◆ Try it:
All the lines below need retyping exactly, apart from the images.

◆ Data supplied:
--------------------------------------------------

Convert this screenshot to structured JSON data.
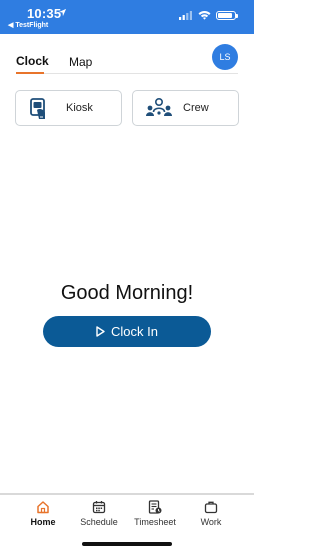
{
  "status_bar": {
    "time": "10:35",
    "back_label": "◀ TestFlight",
    "background": "#2f7de1",
    "battery_level": 0.9,
    "icons": [
      "location-arrow-icon",
      "cellular-signal-icon",
      "wifi-icon",
      "battery-icon"
    ]
  },
  "top_tabs": {
    "items": [
      {
        "label": "Clock",
        "active": true
      },
      {
        "label": "Map",
        "active": false
      }
    ],
    "active_color": "#e8742b"
  },
  "avatar": {
    "initials": "LS",
    "color": "#2f7de1"
  },
  "cards": [
    {
      "label": "Kiosk",
      "icon": "kiosk-icon"
    },
    {
      "label": "Crew",
      "icon": "crew-icon"
    }
  ],
  "greeting": "Good Morning!",
  "clock_in": {
    "label": "Clock In",
    "icon": "play-outline-icon",
    "color": "#0b5a96"
  },
  "bottom_nav": {
    "items": [
      {
        "label": "Home",
        "icon": "home-icon",
        "active": true
      },
      {
        "label": "Schedule",
        "icon": "calendar-icon",
        "active": false
      },
      {
        "label": "Timesheet",
        "icon": "timesheet-icon",
        "active": false
      },
      {
        "label": "Work",
        "icon": "briefcase-icon",
        "active": false
      }
    ],
    "active_color": "#e8742b"
  }
}
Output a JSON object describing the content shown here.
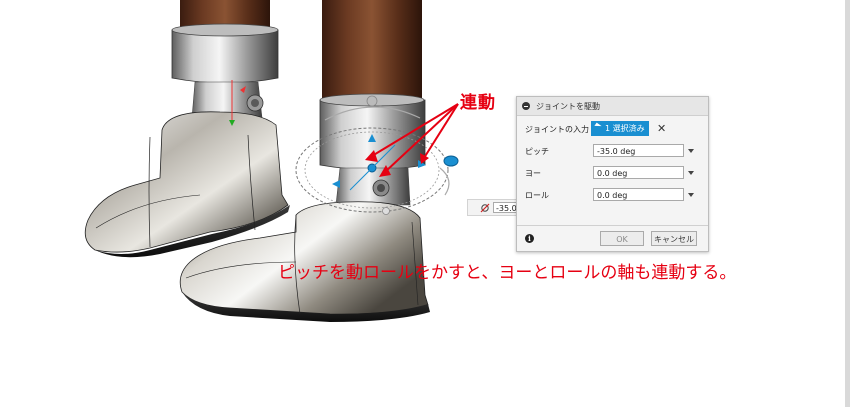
{
  "annotation": {
    "linked_label": "連動",
    "caption": "ピッチを動ロールをかすと、ヨーとロールの軸も連動する。",
    "color": "#e60012"
  },
  "panel": {
    "title": "ジョイントを駆動",
    "joint_input_label": "ジョイントの入力",
    "selection_label": "1 選択済み",
    "pitch_label": "ピッチ",
    "pitch_value": "-35.0 deg",
    "yaw_label": "ヨー",
    "yaw_value": "0.0 deg",
    "roll_label": "ロール",
    "roll_value": "0.0 deg",
    "ok_label": "OK",
    "cancel_label": "キャンセル",
    "accent_color": "#1a8fd1"
  },
  "manipulator": {
    "value": "-35.0 deg"
  }
}
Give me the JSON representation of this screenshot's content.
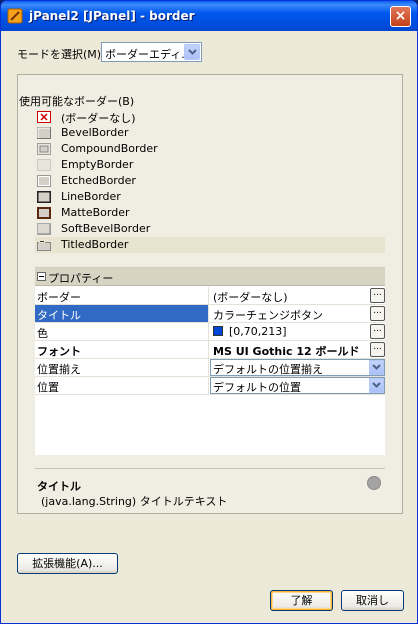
{
  "window": {
    "title": "jPanel2 [JPanel] - border",
    "close_glyph": "×"
  },
  "mode": {
    "label": "モードを選択(M):",
    "value": "ボーダーエディ..."
  },
  "available": {
    "label": "使用可能なボーダー(B)",
    "items": [
      {
        "label": "(ボーダーなし)",
        "icon": "no-border-icon"
      },
      {
        "label": "BevelBorder",
        "icon": "bevel-border-icon"
      },
      {
        "label": "CompoundBorder",
        "icon": "compound-border-icon"
      },
      {
        "label": "EmptyBorder",
        "icon": "empty-border-icon"
      },
      {
        "label": "EtchedBorder",
        "icon": "etched-border-icon"
      },
      {
        "label": "LineBorder",
        "icon": "line-border-icon"
      },
      {
        "label": "MatteBorder",
        "icon": "matte-border-icon"
      },
      {
        "label": "SoftBevelBorder",
        "icon": "soft-bevel-border-icon"
      },
      {
        "label": "TitledBorder",
        "icon": "titled-border-icon",
        "selected": true
      }
    ]
  },
  "properties": {
    "header": "プロパティー",
    "rows": [
      {
        "name": "ボーダー",
        "value": "(ボーダーなし)"
      },
      {
        "name": "タイトル",
        "value": "カラーチェンジボタン"
      },
      {
        "name": "色",
        "value": "[0,70,213]",
        "color": "#0046d5"
      },
      {
        "name": "フォント",
        "value": "MS UI Gothic 12 ボールド"
      },
      {
        "name": "位置揃え",
        "value": "デフォルトの位置揃え"
      },
      {
        "name": "位置",
        "value": "デフォルトの位置"
      }
    ]
  },
  "description": {
    "title": "タイトル",
    "text": "(java.lang.String) タイトルテキスト"
  },
  "buttons": {
    "advanced": "拡張機能(A)...",
    "ok": "了解",
    "cancel": "取消し"
  },
  "colors": {
    "titlebar": "#0058ee",
    "selection": "#316ac5",
    "window_bg": "#ece9d8"
  }
}
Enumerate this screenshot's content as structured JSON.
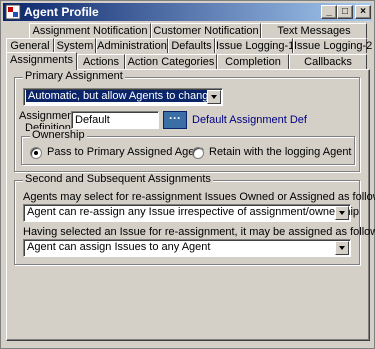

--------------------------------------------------

◆ Solution to this task:
Convert this screenshot to structured JSON data.
{
  "status_bar": {
    "time": "10:35",
    "back_label": "◀ TestFlight",
    "background": "#2f7de1",
    "battery_level": 0.9,
    "icons": [
      "location-arrow-icon",
      "cellular-signal-icon",
      "wifi-icon",
      "battery-icon"
    ]
  },
  "top_tabs": {
    "items": [
      {
        "label": "Clock",
        "active": true
      },
      {
        "label": "Map",
        "active": false
      }
    ],
    "active_color": "#e8742b"
  },
  "avatar": {
    "initials": "LS",
    "color": "#2f7de1"
  },
  "cards": [
    {
      "label": "Kiosk",
      "icon": "kiosk-icon"
    },
    {
      "label": "Crew",
      "icon": "crew-icon"
    }
  ],
  "greeting": "Good Morning!",
  "clock_in": {
    "label": "Clock In",
    "icon": "play-outline-icon",
    "color": "#0b5a96"
  },
  "bottom_nav": {
    "items": [
      {
        "label": "Home",
        "icon": "home-icon",
        "active": true
      },
      {
        "label": "Schedule",
        "icon": "calendar-icon",
        "active": false
      },
      {
        "label": "Timesheet",
        "icon": "timesheet-icon",
        "active": false
      },
      {
        "label": "Work",
        "icon": "briefcase-icon",
        "active": false
      }
    ],
    "active_color": "#e8742b"
  }
}
Output a JSON object describing the content shown here.
{
  "annotation": {
    "linked_label": "連動",
    "caption": "ピッチを動ロールをかすと、ヨーとロールの軸も連動する。",
    "color": "#e60012"
  },
  "panel": {
    "title": "ジョイントを駆動",
    "joint_input_label": "ジョイントの入力",
    "selection_label": "1 選択済み",
    "pitch_label": "ピッチ",
    "pitch_value": "-35.0 deg",
    "yaw_label": "ヨー",
    "yaw_value": "0.0 deg",
    "roll_label": "ロール",
    "roll_value": "0.0 deg",
    "ok_label": "OK",
    "cancel_label": "キャンセル",
    "accent_color": "#1a8fd1"
  },
  "manipulator": {
    "value": "-35.0 deg"
  }
}
Give me the JSON representation of this screenshot's content.
{
  "window": {
    "title": "jPanel2 [JPanel] - border",
    "close_glyph": "×"
  },
  "mode": {
    "label": "モードを選択(M):",
    "value": "ボーダーエディ..."
  },
  "available": {
    "label": "使用可能なボーダー(B)",
    "items": [
      {
        "label": "(ボーダーなし)",
        "icon": "no-border-icon"
      },
      {
        "label": "BevelBorder",
        "icon": "bevel-border-icon"
      },
      {
        "label": "CompoundBorder",
        "icon": "compound-border-icon"
      },
      {
        "label": "EmptyBorder",
        "icon": "empty-border-icon"
      },
      {
        "label": "EtchedBorder",
        "icon": "etched-border-icon"
      },
      {
        "label": "LineBorder",
        "icon": "line-border-icon"
      },
      {
        "label": "MatteBorder",
        "icon": "matte-border-icon"
      },
      {
        "label": "SoftBevelBorder",
        "icon": "soft-bevel-border-icon"
      },
      {
        "label": "TitledBorder",
        "icon": "titled-border-icon",
        "selected": true
      }
    ]
  },
  "properties": {
    "header": "プロパティー",
    "rows": [
      {
        "name": "ボーダー",
        "value": "(ボーダーなし)"
      },
      {
        "name": "タイトル",
        "value": "カラーチェンジボタン"
      },
      {
        "name": "色",
        "value": "[0,70,213]",
        "color": "#0046d5"
      },
      {
        "name": "フォント",
        "value": "MS UI Gothic 12 ボールド"
      },
      {
        "name": "位置揃え",
        "value": "デフォルトの位置揃え"
      },
      {
        "name": "位置",
        "value": "デフォルトの位置"
      }
    ]
  },
  "description": {
    "title": "タイトル",
    "text": "(java.lang.String) タイトルテキスト"
  },
  "buttons": {
    "advanced": "拡張機能(A)...",
    "ok": "了解",
    "cancel": "取消し"
  },
  "colors": {
    "titlebar": "#0058ee",
    "selection": "#316ac5",
    "window_bg": "#ece9d8"
  }
}
Enumerate this screenshot's content as structured JSON.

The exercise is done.